As prices have begun to rise on gas and food, GRACE has seen both an increase in need and a decrease in donations, according to CEO Shonda Schaefer.
The nonprofit sent out an alert on June 3 with an immediate need for help restocking the food pantry, where items were running low. With this alert organizers say they saw a rise in donations, but still face worrisome trends as they head into the fourth quarter of fiscal year 21-2022.
GRACE is located in Grapevine and mainly serves the communities in north Tarrant County, but will supply aid to anyone in need regardless of location, officials said.
Prior to the COVID-19 pandemic, GRACE served about 5,000 families a year. The needs have since increased, and it now serves more than twice that number of families a year.
“Now that we are serving over 12,000 families a year, the needs are significantly greater,” Schaefer said.
GRACE is predicting that by the end of the year they will have served more than 14,500 new, unduplicated clients. This means that the need for donations will continue to grow in the coming months.
Schaefer said that with inflation costs increasing, GRACE has seen a decrease in contributions to the nonprofit, leaving it unable to adequately provide for all of the families in need.
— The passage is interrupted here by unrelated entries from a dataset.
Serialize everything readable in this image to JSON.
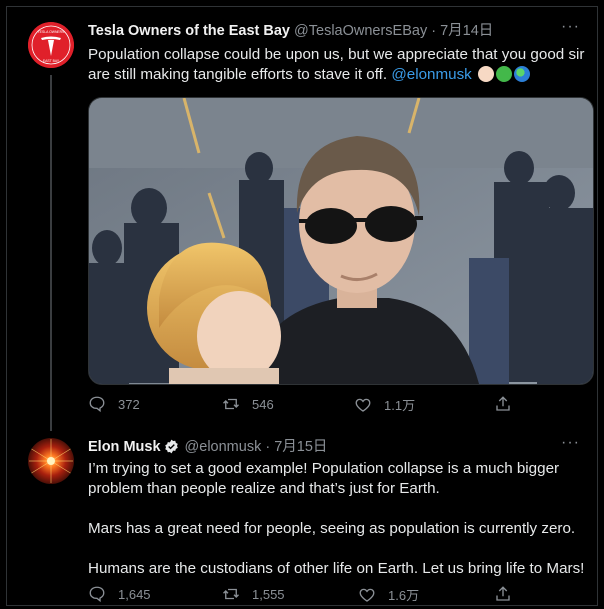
{
  "tweet1": {
    "author_name": "Tesla Owners of the East Bay",
    "handle": "@TeslaOwnersEBay",
    "separator": " · ",
    "date": "7月14日",
    "text": "Population collapse could be upon us, but we appreciate that you good sir are still making tangible efforts to stave it off.",
    "mention": "@elonmusk",
    "emoji_icons": [
      "baby-face-icon",
      "green-heart-icon",
      "globe-icon"
    ],
    "avatar_text_top": "TESLA OWNERS",
    "avatar_text_bottom": "EAST BAY",
    "photo_icon": "photo-image",
    "actions": {
      "reply_count": "372",
      "retweet_count": "546",
      "like_count": "1.1万"
    }
  },
  "tweet2": {
    "author_name": "Elon Musk",
    "verified_icon": "verified-badge-icon",
    "handle": "@elonmusk",
    "separator": " · ",
    "date": "7月15日",
    "paragraphs": [
      "I’m trying to set a good example! Population collapse is a much bigger problem than people realize and that’s just for Earth.",
      "Mars has a great need for people, seeing as population is currently zero.",
      "Humans are the custodians of other life on Earth. Let us bring life to Mars!"
    ],
    "actions": {
      "reply_count": "1,645",
      "retweet_count": "1,555",
      "like_count": "1.6万"
    }
  },
  "more_label": "···",
  "colors": {
    "background": "#000000",
    "link": "#3b9ce8",
    "muted": "#8b9096",
    "tesla_red": "#e0202a"
  }
}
“Nobody is unaffected by the rising inflation costs,” Schaefer said. “But we need support right now, and our families need support.”
The food pantry is GRACE’s No. 1 priority right now, which means food and monetary donations are the organization’s greatest need. GRACE accepts online monetary donations through its Greater Giving site. Food donations are accepted at 837 E. Walnut St., Grapevine, from 9 a.m.-5 p.m. Monday through Thursday.
More details about what is needed and will be accepted can be found on its website.